# Aim of the task:
Reproduce only the lines from the one containing "What's the underlying" through the end of the data, exactly as they stand.

# Provided material:
━━━━━━━━

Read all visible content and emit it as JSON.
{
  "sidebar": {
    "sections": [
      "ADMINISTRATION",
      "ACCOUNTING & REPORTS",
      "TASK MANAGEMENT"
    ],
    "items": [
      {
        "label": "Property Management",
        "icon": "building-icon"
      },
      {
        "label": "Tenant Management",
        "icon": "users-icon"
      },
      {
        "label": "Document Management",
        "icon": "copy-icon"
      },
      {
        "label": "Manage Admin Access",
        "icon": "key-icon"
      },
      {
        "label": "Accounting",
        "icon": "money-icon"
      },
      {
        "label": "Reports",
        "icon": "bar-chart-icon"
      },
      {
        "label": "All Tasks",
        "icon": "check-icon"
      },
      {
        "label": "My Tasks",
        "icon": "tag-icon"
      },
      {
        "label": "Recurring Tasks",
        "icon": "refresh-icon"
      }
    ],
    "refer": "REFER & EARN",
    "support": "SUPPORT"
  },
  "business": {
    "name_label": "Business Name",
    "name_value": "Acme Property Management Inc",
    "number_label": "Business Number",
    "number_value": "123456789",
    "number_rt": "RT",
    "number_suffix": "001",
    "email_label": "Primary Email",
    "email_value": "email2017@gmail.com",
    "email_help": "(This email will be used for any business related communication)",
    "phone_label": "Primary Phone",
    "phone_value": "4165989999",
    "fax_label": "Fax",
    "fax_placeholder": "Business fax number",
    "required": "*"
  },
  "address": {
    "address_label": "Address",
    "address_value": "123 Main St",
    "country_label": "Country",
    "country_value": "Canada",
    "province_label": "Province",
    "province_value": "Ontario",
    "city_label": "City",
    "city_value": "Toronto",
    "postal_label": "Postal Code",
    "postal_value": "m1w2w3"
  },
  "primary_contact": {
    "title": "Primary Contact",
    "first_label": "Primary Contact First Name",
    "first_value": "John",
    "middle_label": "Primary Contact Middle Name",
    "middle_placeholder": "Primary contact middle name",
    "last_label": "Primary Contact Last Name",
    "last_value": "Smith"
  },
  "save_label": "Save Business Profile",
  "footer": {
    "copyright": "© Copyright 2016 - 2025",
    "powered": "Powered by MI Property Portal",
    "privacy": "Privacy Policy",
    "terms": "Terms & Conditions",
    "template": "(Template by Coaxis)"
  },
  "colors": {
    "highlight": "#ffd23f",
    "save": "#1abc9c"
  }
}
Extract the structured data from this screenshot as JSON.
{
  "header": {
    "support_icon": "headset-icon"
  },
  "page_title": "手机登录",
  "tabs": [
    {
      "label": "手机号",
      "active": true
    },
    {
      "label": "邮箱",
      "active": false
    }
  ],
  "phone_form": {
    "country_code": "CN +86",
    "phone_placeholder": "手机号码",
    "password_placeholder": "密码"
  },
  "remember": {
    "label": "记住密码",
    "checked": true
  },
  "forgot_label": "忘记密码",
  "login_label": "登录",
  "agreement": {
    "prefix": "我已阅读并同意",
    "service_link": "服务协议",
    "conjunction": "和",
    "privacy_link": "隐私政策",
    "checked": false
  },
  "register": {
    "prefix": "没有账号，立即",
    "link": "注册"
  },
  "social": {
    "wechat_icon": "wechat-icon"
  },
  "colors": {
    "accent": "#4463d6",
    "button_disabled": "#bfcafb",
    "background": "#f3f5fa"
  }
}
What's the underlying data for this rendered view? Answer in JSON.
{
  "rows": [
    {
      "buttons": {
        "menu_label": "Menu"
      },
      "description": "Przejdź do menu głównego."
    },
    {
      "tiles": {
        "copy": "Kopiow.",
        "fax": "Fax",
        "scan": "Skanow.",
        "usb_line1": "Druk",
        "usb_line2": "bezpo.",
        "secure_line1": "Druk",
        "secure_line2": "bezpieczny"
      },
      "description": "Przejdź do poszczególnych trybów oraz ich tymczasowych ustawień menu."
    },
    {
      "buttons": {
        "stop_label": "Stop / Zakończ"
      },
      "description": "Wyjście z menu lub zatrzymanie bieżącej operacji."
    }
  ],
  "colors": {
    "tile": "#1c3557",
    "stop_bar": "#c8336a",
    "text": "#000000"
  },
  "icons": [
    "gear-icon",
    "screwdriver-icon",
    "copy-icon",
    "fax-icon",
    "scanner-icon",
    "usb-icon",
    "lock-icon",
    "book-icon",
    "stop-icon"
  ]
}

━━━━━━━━

# Exercise result:
What's the underlying data for this rendered view? Answer in JSON.
{
  "rows": [
    {
      "buttons": {
        "menu_label": "Menu"
      },
      "description": "Przejdź do menu głównego."
    },
    {
      "tiles": {
        "copy": "Kopiow.",
        "fax": "Fax",
        "scan": "Skanow.",
        "usb_line1": "Druk",
        "usb_line2": "bezpo.",
        "secure_line1": "Druk",
        "secure_line2": "bezpieczny"
      },
      "description": "Przejdź do poszczególnych trybów oraz ich tymczasowych ustawień menu."
    },
    {
      "buttons": {
        "stop_label": "Stop / Zakończ"
      },
      "description": "Wyjście z menu lub zatrzymanie bieżącej operacji."
    }
  ],
  "colors": {
    "tile": "#1c3557",
    "stop_bar": "#c8336a",
    "text": "#000000"
  },
  "icons": [
    "gear-icon",
    "screwdriver-icon",
    "copy-icon",
    "fax-icon",
    "scanner-icon",
    "usb-icon",
    "lock-icon",
    "book-icon",
    "stop-icon"
  ]
}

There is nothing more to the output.